Glossary of Terms
This page contains a glossary of terms for Debconf. It is useful for clarifying and providing us with a shared terminology.
- Track is a thematic grouping around a particular subject. A track has a coordinator, who coordinates that track. A track can be small, or large. A track contains one or more events. All tracks report back to the larger group at a pre-determined time. An example track could be: Packaging: it includes several tutorials (Making udebs; Migrating to debhelper 7; CDBS; dpkg v3 format; Beginning packaging; Advanced Packaging), a couple talks (The Future of Lintian; Rebuilding the Archive for Fun and Profit), a debate (Debhelper vs. CDBS: Smackdown, may the best win!) and a couple discussions and a few BOFs.
- Coordinator is a single individual who is coordinating a track. The coordinator decides how large a track is, a full day, half day, etc. The coordinator is a moderator and a coordinator of the people who are talking in their track. The coordinator makes sure that the individual people come to their sessions, they introduce talks, they moderate panels and discussions, and generally keep a track organized. The coordinator for a track is responsible for reporting back to the larger group the highlights, decisions, or other interesting bits from their track.
- Time slot is a chunk of time on a given day. A time slot is always preceded and followed by a break. For example Slot A is a timeslot which is between 9-10am on Monday.
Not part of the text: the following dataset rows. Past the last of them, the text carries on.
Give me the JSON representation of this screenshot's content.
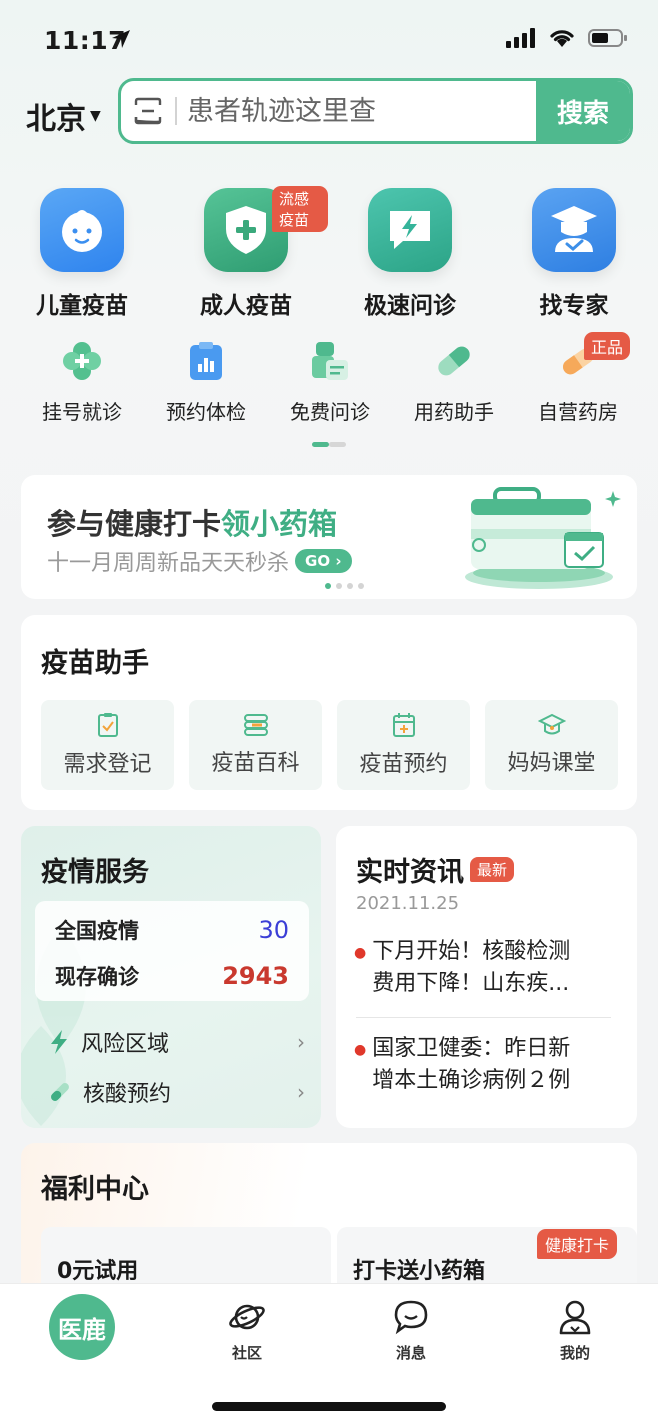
{
  "status": {
    "time": "11:17"
  },
  "header": {
    "city": "北京",
    "search_placeholder": "患者轨迹这里查",
    "search_button": "搜索"
  },
  "big_icons": [
    {
      "label": "儿童疫苗",
      "icon": "baby-face-icon",
      "color": "#3b8ff0"
    },
    {
      "label": "成人疫苗",
      "icon": "shield-plus-icon",
      "color": "#3aa97c",
      "tag": "流感疫苗"
    },
    {
      "label": "极速问诊",
      "icon": "lightning-chat-icon",
      "color": "#35b49a"
    },
    {
      "label": "找专家",
      "icon": "doctor-cap-icon",
      "color": "#3d8fe8"
    }
  ],
  "small_icons": [
    {
      "label": "挂号就诊",
      "icon": "clover-cross-icon"
    },
    {
      "label": "预约体检",
      "icon": "clipboard-chart-icon"
    },
    {
      "label": "免费问诊",
      "icon": "stethoscope-doc-icon"
    },
    {
      "label": "用药助手",
      "icon": "capsule-icon"
    },
    {
      "label": "自营药房",
      "icon": "pill-icon",
      "tag": "正品"
    }
  ],
  "banner": {
    "title_part1": "参与健康打卡",
    "title_part2": "领小药箱",
    "subtitle": "十一月周周新品天天秒杀",
    "go": "GO"
  },
  "vaccine": {
    "title": "疫苗助手",
    "items": [
      {
        "label": "需求登记",
        "icon": "clipboard-check-icon"
      },
      {
        "label": "疫苗百科",
        "icon": "book-stack-icon"
      },
      {
        "label": "疫苗预约",
        "icon": "calendar-plus-icon"
      },
      {
        "label": "妈妈课堂",
        "icon": "graduation-cap-icon"
      }
    ]
  },
  "epidemic": {
    "title": "疫情服务",
    "stats": [
      {
        "label": "全国疫情",
        "value": "30",
        "color": "#3b3fd6"
      },
      {
        "label": "现存确诊",
        "value": "2943",
        "color": "#c9392e"
      }
    ],
    "links": [
      {
        "label": "风险区域",
        "icon": "lightning-icon"
      },
      {
        "label": "核酸预约",
        "icon": "test-tube-icon"
      }
    ]
  },
  "news": {
    "title": "实时资讯",
    "badge": "最新",
    "date": "2021.11.25",
    "items": [
      {
        "line1": "下月开始！核酸检测",
        "line2": "费用下降！山东疾..."
      },
      {
        "line1": "国家卫健委：昨日新",
        "line2": "增本土确诊病例２例"
      }
    ]
  },
  "welfare": {
    "title": "福利中心",
    "cells": [
      {
        "label": "0元试用"
      },
      {
        "label": "打卡送小药箱",
        "tag": "健康打卡"
      }
    ]
  },
  "tabbar": {
    "items": [
      {
        "label": "医鹿",
        "icon": "app-logo-icon"
      },
      {
        "label": "社区",
        "icon": "planet-icon"
      },
      {
        "label": "消息",
        "icon": "chat-bubble-icon"
      },
      {
        "label": "我的",
        "icon": "person-icon"
      }
    ]
  }
}
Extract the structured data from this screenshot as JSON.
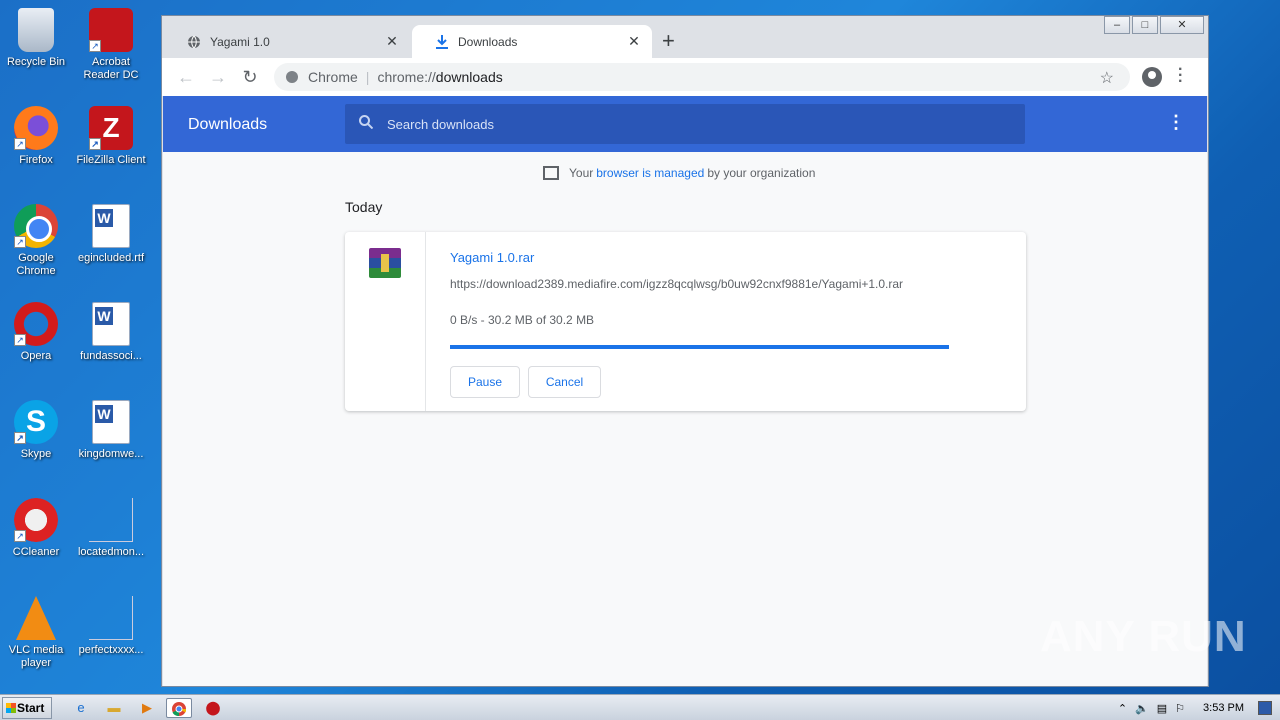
{
  "desktop": {
    "icons": [
      {
        "label": "Recycle Bin"
      },
      {
        "label": "Acrobat Reader DC"
      },
      {
        "label": "Firefox"
      },
      {
        "label": "FileZilla Client"
      },
      {
        "label": "Google Chrome"
      },
      {
        "label": "egincluded.rtf"
      },
      {
        "label": "Opera"
      },
      {
        "label": "fundassoci..."
      },
      {
        "label": "Skype"
      },
      {
        "label": "kingdomwe..."
      },
      {
        "label": "CCleaner"
      },
      {
        "label": "locatedmon..."
      },
      {
        "label": "VLC media player"
      },
      {
        "label": "perfectxxxx..."
      }
    ]
  },
  "browser": {
    "tabs": [
      {
        "title": "Yagami 1.0",
        "close": "✕"
      },
      {
        "title": "Downloads",
        "close": "✕"
      }
    ],
    "new_tab": "+",
    "omnibox": {
      "chip": "Chrome",
      "separator": "|",
      "scheme": "chrome://",
      "host": "downloads"
    },
    "window_controls": {
      "minimize": "–",
      "maximize": "□",
      "close": "✕"
    }
  },
  "downloads": {
    "title": "Downloads",
    "search_placeholder": "Search downloads",
    "managed": {
      "prefix": "Your ",
      "link": "browser is managed",
      "suffix": " by your organization"
    },
    "section": "Today",
    "item": {
      "file_name": "Yagami 1.0.rar",
      "url": "https://download2389.mediafire.com/igzz8qcqlwsg/b0uw92cnxf9881e/Yagami+1.0.rar",
      "status": "0 B/s - 30.2 MB of 30.2 MB",
      "progress": 1.0,
      "pause_label": "Pause",
      "cancel_label": "Cancel"
    }
  },
  "taskbar": {
    "start_label": "Start",
    "clock": "3:53 PM"
  },
  "watermark": "ANY RUN",
  "colors": {
    "header": "#3367d6",
    "accent": "#1a73e8"
  }
}
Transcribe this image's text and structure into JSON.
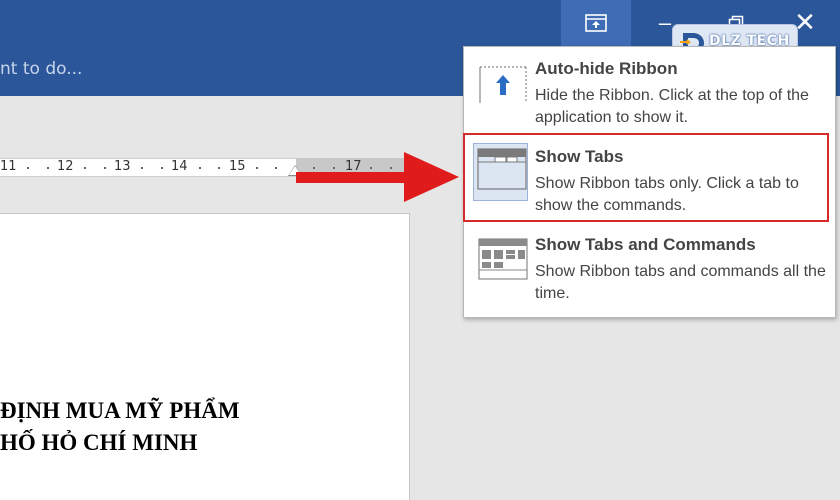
{
  "titlebar": {
    "ribbon_options_icon": "ribbon-display-options-icon",
    "minimize_icon": "minimize-icon",
    "restore_icon": "restore-icon",
    "close_icon": "close-icon",
    "minimize_glyph": "–",
    "close_glyph": "✕"
  },
  "tellme": {
    "text": "nt to do..."
  },
  "logo": {
    "text": "DLZ TECH"
  },
  "ruler": {
    "labels": [
      "11",
      "12",
      "13",
      "14",
      "15",
      "17"
    ]
  },
  "document": {
    "lines": [
      "ĐỊNH MUA MỸ PHẨM",
      "HỐ HỎ CHÍ MINH"
    ]
  },
  "menu": {
    "items": [
      {
        "title": "Auto-hide Ribbon",
        "desc": "Hide the Ribbon. Click at the top of the application to show it.",
        "icon": "auto-hide-ribbon-icon"
      },
      {
        "title": "Show Tabs",
        "desc": "Show Ribbon tabs only. Click a tab to show the commands.",
        "icon": "show-tabs-icon"
      },
      {
        "title": "Show Tabs and Commands",
        "desc": "Show Ribbon tabs and commands all the time.",
        "icon": "show-tabs-commands-icon"
      }
    ]
  },
  "colors": {
    "titlebar": "#2b579a",
    "highlight": "#d42a2a",
    "arrow": "#e01b1b"
  }
}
- Event is one of: tutorial, talk, panel, discussion, lightning talk, BoF, debate
- Session is a sequence of one or more events from a track within a given time slot and generally in the same room; specifically a session does not run parallel with anything else from the same track. A session must be interesting enough so that everyone in your track will want to attend. For example, the session "Social and Legal Issues Surrounding Free Software" will be a single panel held in a big room. There may be three sessions to work with (room 14 in time slots A,B,C) and you will have two events in the A time slot, three in the B time slot and one in the C time slot.
- Tutorial is a hands-on, walk-through on a particular subject. A tutorial is going to show you how to do something, or how something works.
- Talk is one individual (or sometimes a small group) presenting material on a particular subject.
- Panel is multiple people giving brief talks on a particular subject, from different perspectives or angles, usually followed by a discussion. Typically each person involved in a panel is given equal amount of time. A coordinator would be responsible for introducing the panel members and discussion and may provide a response or summary after a panel has completed, facilitate Q&A, etc.
- Discussion is not a talk by one or more individuals, but rather a group discussion around a particular subject, for example, "Debian's Future: where do we want to be in the next 10 years?" A discussion needs to be focused in some way by a track coordinator.
- lightning talk is a talk given in a very short amount of time. Typically multiple lightning talks are given one after another, the amount of time for each is pre-determined and strictly kept. A lightning talk is a good way to present something that you are working on, do something humorous, or get your talk finished quickly.
- BOF stands for: Birds of a Feather. This is typically a loosely organized gathering of people interested in a particular subject. Often called the hallway tracks at other conferences. A BOF is similar to a discussion, in that it is not a talk, or a panel, but a loosely organized discussion amongst like-minded individuals working on a particular subject. A BOF should be lead by someone who coordinates the time and place, and keeps the discussion going. The person leading a BOF is not responsible for giving a talk, in fact is discouraged from doing so, it is not a BOF if one person talks to a group of people, that is a talk.
- Debate is meant to be a fun discussion of differing viewpoints, it is where different sides are advocated by individuals who hold opposing viewpoints. A debate is not a public flame-war, a rant, or a thrashing of any individual; a debate is a healthy, civil discussion that leaves personal issues aside.